Aromatic compounds are also interesting because of their presumed role in the origin of life as precursors to nucleotides and amino acids.

Examples of aromatic compounds include:

  • Benzene
  • Naphthalene
  • Toluene
  • Indene
  • Biphenyl
  • Anthracene
  • Phenanthrene

Characteristics Of Aromatic Compounds

  • In aromatic compounds, the carbon compounds are linked to each other in a ring structure manner with conjugated pi electrons.
  • These compounds follow Huckel’s rule.
  • These compounds burn with a sooty flame.
  • Aromatic compounds require special conditions to react.
  • In Aromatic compounds, the benzene ring is conjugated due to the presence of alternating double bonds.
  • Aromatic compounds are always cyclic as they contain the benzene ring as part of its structure.
  • Aromatic compounds are always unsaturated.
  • Carbon to hydrogen ratio is less in aromatic compounds.
  • Aromatic compounds produce a sweet pleasant odor.
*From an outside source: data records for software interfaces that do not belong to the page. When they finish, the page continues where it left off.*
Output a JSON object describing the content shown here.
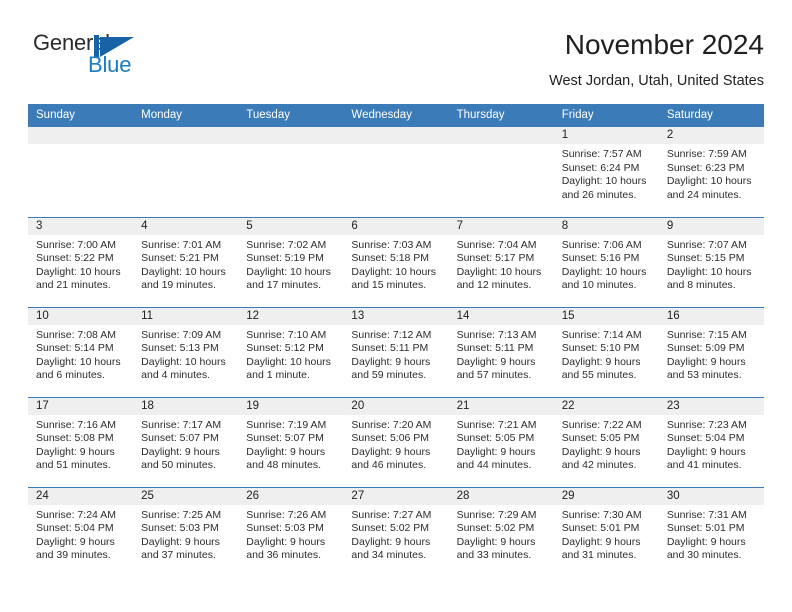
{
  "brand": {
    "name_part1": "General",
    "name_part2": "Blue",
    "logo_icon": "triangle-flag-icon",
    "accent_color": "#1763a6"
  },
  "header": {
    "month_title": "November 2024",
    "location": "West Jordan, Utah, United States"
  },
  "calendar": {
    "header_bg": "#3b7cb8",
    "daynum_bg": "#efefef",
    "weekday_headers": [
      "Sunday",
      "Monday",
      "Tuesday",
      "Wednesday",
      "Thursday",
      "Friday",
      "Saturday"
    ],
    "weeks": [
      [
        {
          "day": "",
          "empty": true,
          "sunrise": "",
          "sunset": "",
          "daylight1": "",
          "daylight2": ""
        },
        {
          "day": "",
          "empty": true,
          "sunrise": "",
          "sunset": "",
          "daylight1": "",
          "daylight2": ""
        },
        {
          "day": "",
          "empty": true,
          "sunrise": "",
          "sunset": "",
          "daylight1": "",
          "daylight2": ""
        },
        {
          "day": "",
          "empty": true,
          "sunrise": "",
          "sunset": "",
          "daylight1": "",
          "daylight2": ""
        },
        {
          "day": "",
          "empty": true,
          "sunrise": "",
          "sunset": "",
          "daylight1": "",
          "daylight2": ""
        },
        {
          "day": "1",
          "empty": false,
          "sunrise": "Sunrise: 7:57 AM",
          "sunset": "Sunset: 6:24 PM",
          "daylight1": "Daylight: 10 hours",
          "daylight2": "and 26 minutes."
        },
        {
          "day": "2",
          "empty": false,
          "sunrise": "Sunrise: 7:59 AM",
          "sunset": "Sunset: 6:23 PM",
          "daylight1": "Daylight: 10 hours",
          "daylight2": "and 24 minutes."
        }
      ],
      [
        {
          "day": "3",
          "empty": false,
          "sunrise": "Sunrise: 7:00 AM",
          "sunset": "Sunset: 5:22 PM",
          "daylight1": "Daylight: 10 hours",
          "daylight2": "and 21 minutes."
        },
        {
          "day": "4",
          "empty": false,
          "sunrise": "Sunrise: 7:01 AM",
          "sunset": "Sunset: 5:21 PM",
          "daylight1": "Daylight: 10 hours",
          "daylight2": "and 19 minutes."
        },
        {
          "day": "5",
          "empty": false,
          "sunrise": "Sunrise: 7:02 AM",
          "sunset": "Sunset: 5:19 PM",
          "daylight1": "Daylight: 10 hours",
          "daylight2": "and 17 minutes."
        },
        {
          "day": "6",
          "empty": false,
          "sunrise": "Sunrise: 7:03 AM",
          "sunset": "Sunset: 5:18 PM",
          "daylight1": "Daylight: 10 hours",
          "daylight2": "and 15 minutes."
        },
        {
          "day": "7",
          "empty": false,
          "sunrise": "Sunrise: 7:04 AM",
          "sunset": "Sunset: 5:17 PM",
          "daylight1": "Daylight: 10 hours",
          "daylight2": "and 12 minutes."
        },
        {
          "day": "8",
          "empty": false,
          "sunrise": "Sunrise: 7:06 AM",
          "sunset": "Sunset: 5:16 PM",
          "daylight1": "Daylight: 10 hours",
          "daylight2": "and 10 minutes."
        },
        {
          "day": "9",
          "empty": false,
          "sunrise": "Sunrise: 7:07 AM",
          "sunset": "Sunset: 5:15 PM",
          "daylight1": "Daylight: 10 hours",
          "daylight2": "and 8 minutes."
        }
      ],
      [
        {
          "day": "10",
          "empty": false,
          "sunrise": "Sunrise: 7:08 AM",
          "sunset": "Sunset: 5:14 PM",
          "daylight1": "Daylight: 10 hours",
          "daylight2": "and 6 minutes."
        },
        {
          "day": "11",
          "empty": false,
          "sunrise": "Sunrise: 7:09 AM",
          "sunset": "Sunset: 5:13 PM",
          "daylight1": "Daylight: 10 hours",
          "daylight2": "and 4 minutes."
        },
        {
          "day": "12",
          "empty": false,
          "sunrise": "Sunrise: 7:10 AM",
          "sunset": "Sunset: 5:12 PM",
          "daylight1": "Daylight: 10 hours",
          "daylight2": "and 1 minute."
        },
        {
          "day": "13",
          "empty": false,
          "sunrise": "Sunrise: 7:12 AM",
          "sunset": "Sunset: 5:11 PM",
          "daylight1": "Daylight: 9 hours",
          "daylight2": "and 59 minutes."
        },
        {
          "day": "14",
          "empty": false,
          "sunrise": "Sunrise: 7:13 AM",
          "sunset": "Sunset: 5:11 PM",
          "daylight1": "Daylight: 9 hours",
          "daylight2": "and 57 minutes."
        },
        {
          "day": "15",
          "empty": false,
          "sunrise": "Sunrise: 7:14 AM",
          "sunset": "Sunset: 5:10 PM",
          "daylight1": "Daylight: 9 hours",
          "daylight2": "and 55 minutes."
        },
        {
          "day": "16",
          "empty": false,
          "sunrise": "Sunrise: 7:15 AM",
          "sunset": "Sunset: 5:09 PM",
          "daylight1": "Daylight: 9 hours",
          "daylight2": "and 53 minutes."
        }
      ],
      [
        {
          "day": "17",
          "empty": false,
          "sunrise": "Sunrise: 7:16 AM",
          "sunset": "Sunset: 5:08 PM",
          "daylight1": "Daylight: 9 hours",
          "daylight2": "and 51 minutes."
        },
        {
          "day": "18",
          "empty": false,
          "sunrise": "Sunrise: 7:17 AM",
          "sunset": "Sunset: 5:07 PM",
          "daylight1": "Daylight: 9 hours",
          "daylight2": "and 50 minutes."
        },
        {
          "day": "19",
          "empty": false,
          "sunrise": "Sunrise: 7:19 AM",
          "sunset": "Sunset: 5:07 PM",
          "daylight1": "Daylight: 9 hours",
          "daylight2": "and 48 minutes."
        },
        {
          "day": "20",
          "empty": false,
          "sunrise": "Sunrise: 7:20 AM",
          "sunset": "Sunset: 5:06 PM",
          "daylight1": "Daylight: 9 hours",
          "daylight2": "and 46 minutes."
        },
        {
          "day": "21",
          "empty": false,
          "sunrise": "Sunrise: 7:21 AM",
          "sunset": "Sunset: 5:05 PM",
          "daylight1": "Daylight: 9 hours",
          "daylight2": "and 44 minutes."
        },
        {
          "day": "22",
          "empty": false,
          "sunrise": "Sunrise: 7:22 AM",
          "sunset": "Sunset: 5:05 PM",
          "daylight1": "Daylight: 9 hours",
          "daylight2": "and 42 minutes."
        },
        {
          "day": "23",
          "empty": false,
          "sunrise": "Sunrise: 7:23 AM",
          "sunset": "Sunset: 5:04 PM",
          "daylight1": "Daylight: 9 hours",
          "daylight2": "and 41 minutes."
        }
      ],
      [
        {
          "day": "24",
          "empty": false,
          "sunrise": "Sunrise: 7:24 AM",
          "sunset": "Sunset: 5:04 PM",
          "daylight1": "Daylight: 9 hours",
          "daylight2": "and 39 minutes."
        },
        {
          "day": "25",
          "empty": false,
          "sunrise": "Sunrise: 7:25 AM",
          "sunset": "Sunset: 5:03 PM",
          "daylight1": "Daylight: 9 hours",
          "daylight2": "and 37 minutes."
        },
        {
          "day": "26",
          "empty": false,
          "sunrise": "Sunrise: 7:26 AM",
          "sunset": "Sunset: 5:03 PM",
          "daylight1": "Daylight: 9 hours",
          "daylight2": "and 36 minutes."
        },
        {
          "day": "27",
          "empty": false,
          "sunrise": "Sunrise: 7:27 AM",
          "sunset": "Sunset: 5:02 PM",
          "daylight1": "Daylight: 9 hours",
          "daylight2": "and 34 minutes."
        },
        {
          "day": "28",
          "empty": false,
          "sunrise": "Sunrise: 7:29 AM",
          "sunset": "Sunset: 5:02 PM",
          "daylight1": "Daylight: 9 hours",
          "daylight2": "and 33 minutes."
        },
        {
          "day": "29",
          "empty": false,
          "sunrise": "Sunrise: 7:30 AM",
          "sunset": "Sunset: 5:01 PM",
          "daylight1": "Daylight: 9 hours",
          "daylight2": "and 31 minutes."
        },
        {
          "day": "30",
          "empty": false,
          "sunrise": "Sunrise: 7:31 AM",
          "sunset": "Sunset: 5:01 PM",
          "daylight1": "Daylight: 9 hours",
          "daylight2": "and 30 minutes."
        }
      ]
    ]
  }
}
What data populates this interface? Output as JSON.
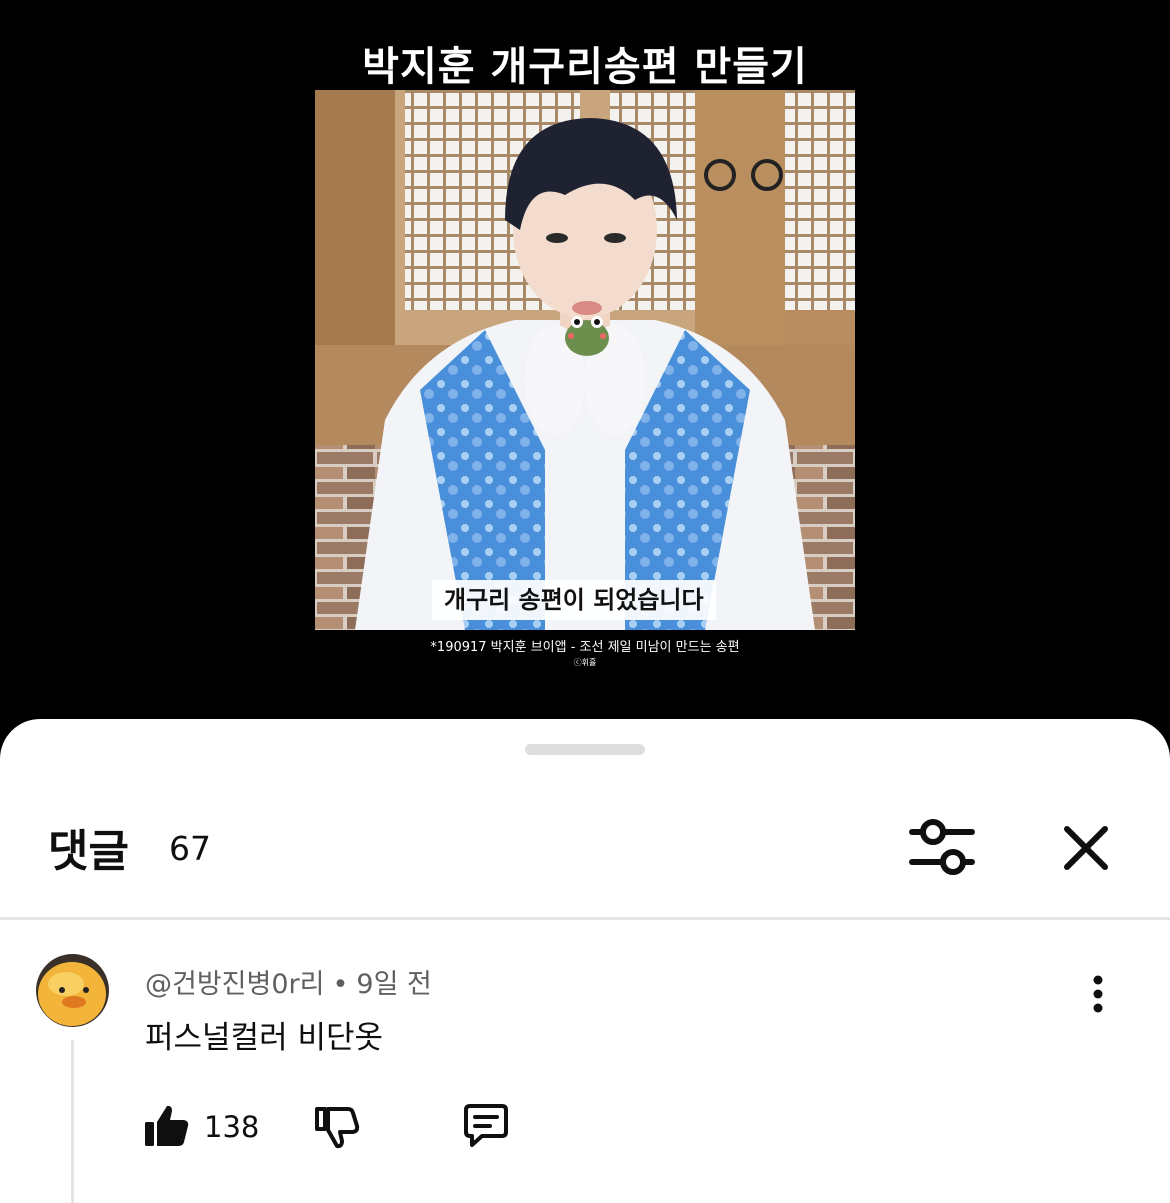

Aliphatic Compounds

Aliphatic compounds are also referred to as aliphatic hydrocarbons or eliphatic compounds.  Aliphatic compound can be described as any chemical compound belonging to the organic class in which the atoms are connected by single, double or triple bonds to form non-aromatic structures.

Aliphatic compound can also be described as an organic compound containing carbon and hydrogen joined together in straight chains, branched chains or non-aromatic rings.

Aliphatic compounds can be classified into one of the following groups: alkanes, alkenes and alkynes based on the presence of double or triple bonds in the chemical structure.

Examples of aliphatic compounds include:

  • Ethane
  • Propane
  • Butane
Aliphatic Compound Structure

Characteristics Of Aliphatic Compounds

  • In aliphatic compounds the carbon compounds are linked to each other in a straight chain manner.
  • These compounds do not follow Huckel’s rule.
  • These compounds burn with a non sooty flame.
  • Aliphatic compounds react more freely and easily.
  • The majority of aliphatic compounds are not conjugated.
  • Aliphatic compounds can be linear as well as cyclic.
  • Aliphatic compounds can be saturated as well as unsaturated.
  • Carbon to hydrogen ratio is more in aliphatic compounds.
  • Aliphatic compounds are usually odorless or sometimes there can a slight odor.

Also Read: Difference Between Saturated And Unsaturated Hydrocarbon

Difference Between Aromatic And Aliphatic Compounds

BASIS OF COMPARISON AROMATIC COMPOUNDS ALIPHATIC COMPOUNDS
Description In aromatic compounds, the carbon compounds are linked to each other in a ring structure manner with conjugated pi electrons.   In aliphatic compounds the carbon compounds are linked to each other in a straight chain manner.  
Huckel’s Rule These compounds follow Huckel’s rule.   These compounds do not follow Huckel’s rule.  
Burning Flame These compounds burn with a sooty flame.   These compounds burn with a non sooty flame.  
Reactivity Profile Aromatic compounds require special conditions to react.   Aliphatic compounds react more freely and easily.  
Conjugation In Aromatic compounds, the benzene ring is conjugated due to the presence of alternating double bonds.   The majority of aliphatic compounds are not conjugated.  
Cyclic Aromatic compounds are always cyclic as they contain the benzene ring as part of its structure.   Aliphatic compounds can be linear as well as cyclic.  
Saturation Aromatic compounds are always unsaturated.   Aliphatic compounds can be saturated as well as unsaturated.  
Carbon To  Hydrogen Ratio Carbon to hydrogen ratio is less in aromatic compounds.   Carbon to hydrogen ratio is more in aliphatic compounds.  
Odor Aromatic compounds produce a sweet pleasant odor.   Aliphatic compounds are usually odorless or sometimes there can a slight odor.